Pests and pesticides: Working outside exposes people to more disease-carrying pests like mosquitos and ticks, whose populations are expanding due to warmer and wetter climates. Also expanding are pests that harm crops and livestock, which the Environmental Protection Agency (EPA) notes cause some farmers to increase their use of pesticides, which in turn exposes their workers to those substances.
“It could also put family members in danger if workers bring pesticide residues into their homes, such as on their skin, tools, and clothing,” the EPA reports. “Sprayed pesticides can also drift into communities and homes close to farms, increasing residents’ risk.”
Efforts to cool down
Projects based at several universities aim to mitigate the impact of climate change on rural residents.

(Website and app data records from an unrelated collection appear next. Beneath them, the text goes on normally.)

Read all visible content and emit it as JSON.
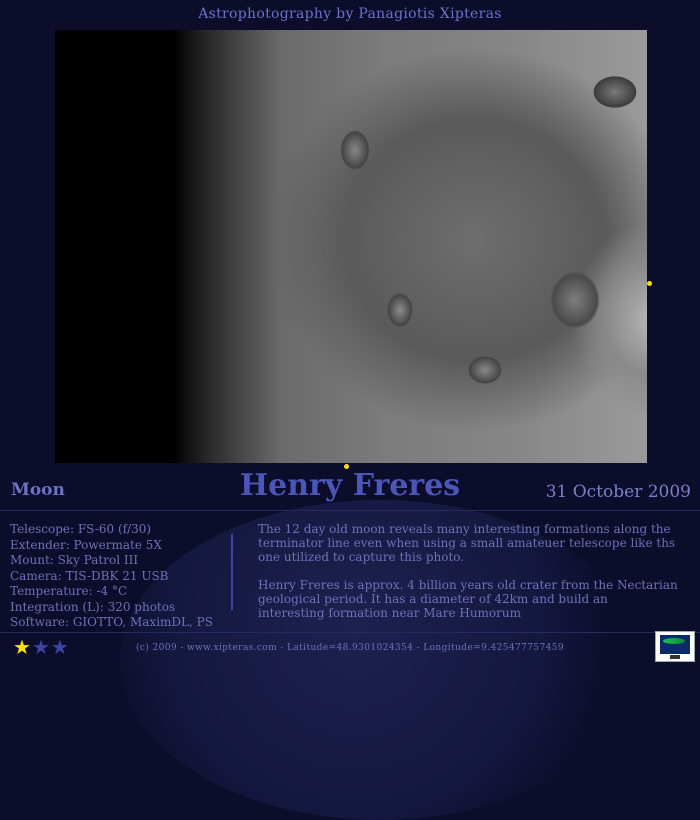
{
  "header": {
    "title": "Astrophotography by Panagiotis Xipteras"
  },
  "title_band": {
    "category": "Moon",
    "title": "Henry Freres",
    "date": "31 October 2009"
  },
  "specs": [
    "Telescope: FS-60 (f/30)",
    "Extender: Powermate 5X",
    "Mount: Sky Patrol III",
    "Camera: TIS-DBK 21 USB",
    "Temperature: -4 °C",
    "Integration (L):  320 photos",
    "Software: GIOTTO, MaximDL, PS"
  ],
  "description": [
    "The 12 day old moon reveals many interesting formations along the terminator  line even when using a small amateuer telescope like ths one utilized to capture this photo.",
    "Henry Freres is approx. 4 billion years old crater from the Nectarian geological period. It has a diameter of 42km and build an interesting formation near Mare Humorum"
  ],
  "rating": {
    "value": 1,
    "max": 3,
    "filled_color": "#ffe100",
    "empty_color": "#3c43a0"
  },
  "footer": {
    "text": "(c) 2009 - www.xipteras.com - Latitude=48.9301024354 - Longitude=9.425477757459"
  },
  "colors": {
    "background": "#0b0d2a",
    "title": "#4c55b8",
    "text": "#6c72b8",
    "marker": "#ffe100"
  }
}
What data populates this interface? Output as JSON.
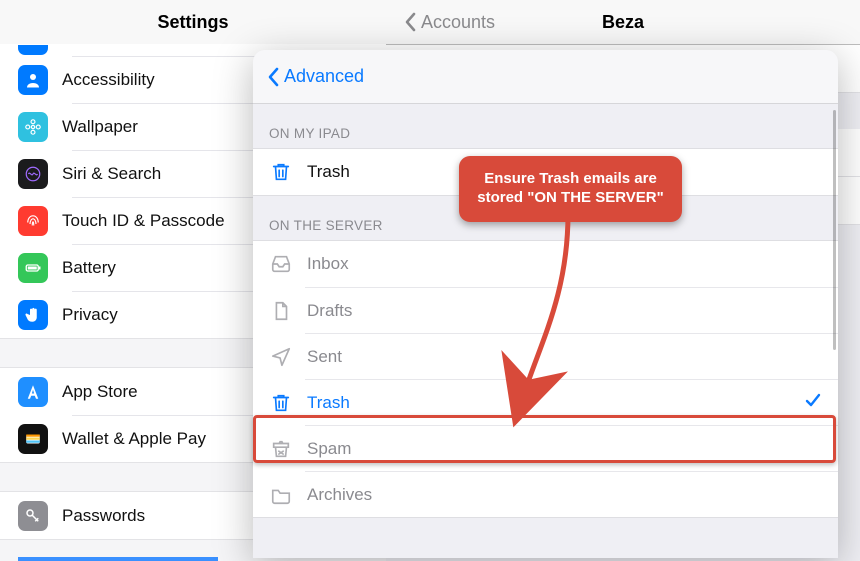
{
  "left": {
    "title": "Settings",
    "group1": [
      {
        "label": "Accessibility",
        "icon": "accessibility-icon"
      },
      {
        "label": "Wallpaper",
        "icon": "wallpaper-icon"
      },
      {
        "label": "Siri & Search",
        "icon": "siri-icon"
      },
      {
        "label": "Touch ID & Passcode",
        "icon": "touchid-icon"
      },
      {
        "label": "Battery",
        "icon": "battery-icon"
      },
      {
        "label": "Privacy",
        "icon": "privacy-icon"
      }
    ],
    "group2": [
      {
        "label": "App Store",
        "icon": "appstore-icon"
      },
      {
        "label": "Wallet & Apple Pay",
        "icon": "wallet-icon"
      }
    ],
    "group3": [
      {
        "label": "Passwords",
        "icon": "passwords-icon"
      }
    ]
  },
  "right": {
    "back": "Accounts",
    "title": "Beza"
  },
  "modal": {
    "back": "Advanced",
    "section1_label": "ON MY IPAD",
    "ipad_rows": [
      {
        "label": "Trash",
        "icon": "trash-icon",
        "active": true
      }
    ],
    "section2_label": "ON THE SERVER",
    "server_rows": [
      {
        "label": "Inbox",
        "icon": "inbox-icon"
      },
      {
        "label": "Drafts",
        "icon": "drafts-icon"
      },
      {
        "label": "Sent",
        "icon": "sent-icon"
      },
      {
        "label": "Trash",
        "icon": "trash-icon",
        "active": true,
        "checked": true
      },
      {
        "label": "Spam",
        "icon": "spam-icon"
      },
      {
        "label": "Archives",
        "icon": "archives-icon"
      }
    ]
  },
  "annotation": {
    "text": "Ensure Trash emails are stored \"ON THE SERVER\""
  },
  "colors": {
    "ios_blue": "#007aff",
    "callout_red": "#d84a3a",
    "inactive_grey": "#8a8a8f"
  }
}
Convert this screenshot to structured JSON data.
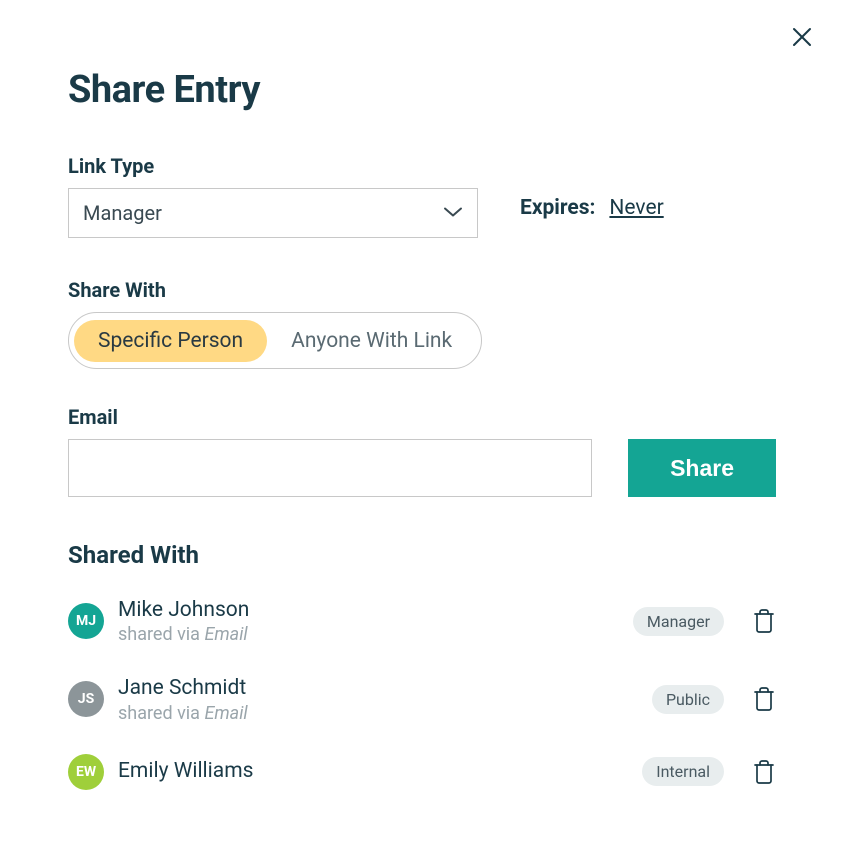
{
  "title": "Share Entry",
  "linkType": {
    "label": "Link Type",
    "value": "Manager"
  },
  "expires": {
    "label": "Expires:",
    "value": "Never"
  },
  "shareWith": {
    "label": "Share With",
    "options": [
      {
        "label": "Specific Person",
        "active": true
      },
      {
        "label": "Anyone With Link",
        "active": false
      }
    ]
  },
  "email": {
    "label": "Email",
    "value": ""
  },
  "shareButton": "Share",
  "sharedWith": {
    "title": "Shared With",
    "entries": [
      {
        "initials": "MJ",
        "avatarColor": "#14a594",
        "name": "Mike Johnson",
        "sharedViaPrefix": "shared via ",
        "sharedViaMethod": "Email",
        "role": "Manager"
      },
      {
        "initials": "JS",
        "avatarColor": "#8c9599",
        "name": "Jane Schmidt",
        "sharedViaPrefix": "shared via ",
        "sharedViaMethod": "Email",
        "role": "Public"
      },
      {
        "initials": "EW",
        "avatarColor": "#9fcf3a",
        "name": "Emily Williams",
        "sharedViaPrefix": "",
        "sharedViaMethod": "",
        "role": "Internal"
      }
    ]
  }
}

At the University of California (UC), Davis, staff from the Western Center for Agricultural Health and Safety (WCAHS ) routinely visit farms to talk with workers and employers about staying safe in the heat. The trainings — most of which are conducted in Spanish — cover the symptoms and health impacts of heat illness; how to provide sufficient shade, cool water, and breaks to workers in the fields; and the different impacts of water, energy drinks, coffee, and alcohol on the body during extreme heat.
The trainers avoid medical jargon, instead “using terminology they [the workers] can relate to,” says Kent Pinkerton, PhD, director of WCAHS and professor of pediatrics at the UC Davis School of Medicine. “We talk about the importance of maintaining your car. You also have to maintain your body. You wouldn’t want to run your car without oil.”
Other efforts have tested the impacts of providing protective clothing. In one of the studies that the School of Nursing at Emory University conducted in Florida, 78 agricultural workers wore some combination of a cooling bandana, and/or a cooling vest, or just their regular clothing. They also wore equipment to measure their core body temperatures and symptoms of heat-related illness. The result: Those who wore only the bandanas were the least likely to exceed the maximum core body temperature (38 degrees Celsius or about 101.4 degrees Fahrenheit) recommended by the National Institute for Occupational Safety and Health.
Yet climate change education and protection efforts are nascent in rural America. In recent years, four states — California, Oregon, Washington, and Colorado — have enacted regulations requiring employers to take specified steps to protect outdoor workers as temperatures climb. Under Oregon regulations that took effect last year, when temperatures reach 80 degrees, employers must provide outdoor workers with an area of shade and enough cool water to drink 32 ounces per hour. Washington’s regulations make similar requirements and add more when temperatures reach 90 degrees, including a 10-minute rest period every two hours and “close observation to help identify employees showing signs of heat-related illness.”
But training, laws, and gear are not enough to protect people from extreme weather if the advice gets tucked below other priorities. A study conducted by WCAHS several years ago found that farm workers “mostly know they should be drinking more water and resting frequently in hot weather, but they are not following through.” The main reason: “Workers are very aware their employer wants to have workers who can maximize productivity, no matter how hot the weather.”
In Wisconsin, Charles knows it will take work to elevate the priority of climate change in rural areas. He has become a public advocate, doing media interviews and giving talks about the health impacts of extreme weather and how industries and governments can reduce carbon emissions.
“It’s important for physicians to engage publicly” about climate change, says Charles, who serves on the board of an advocacy group, Healthy Climate Wisconsin. “We can make a huge impact. Physicians are trusted. We’re trusted primarily because we care.”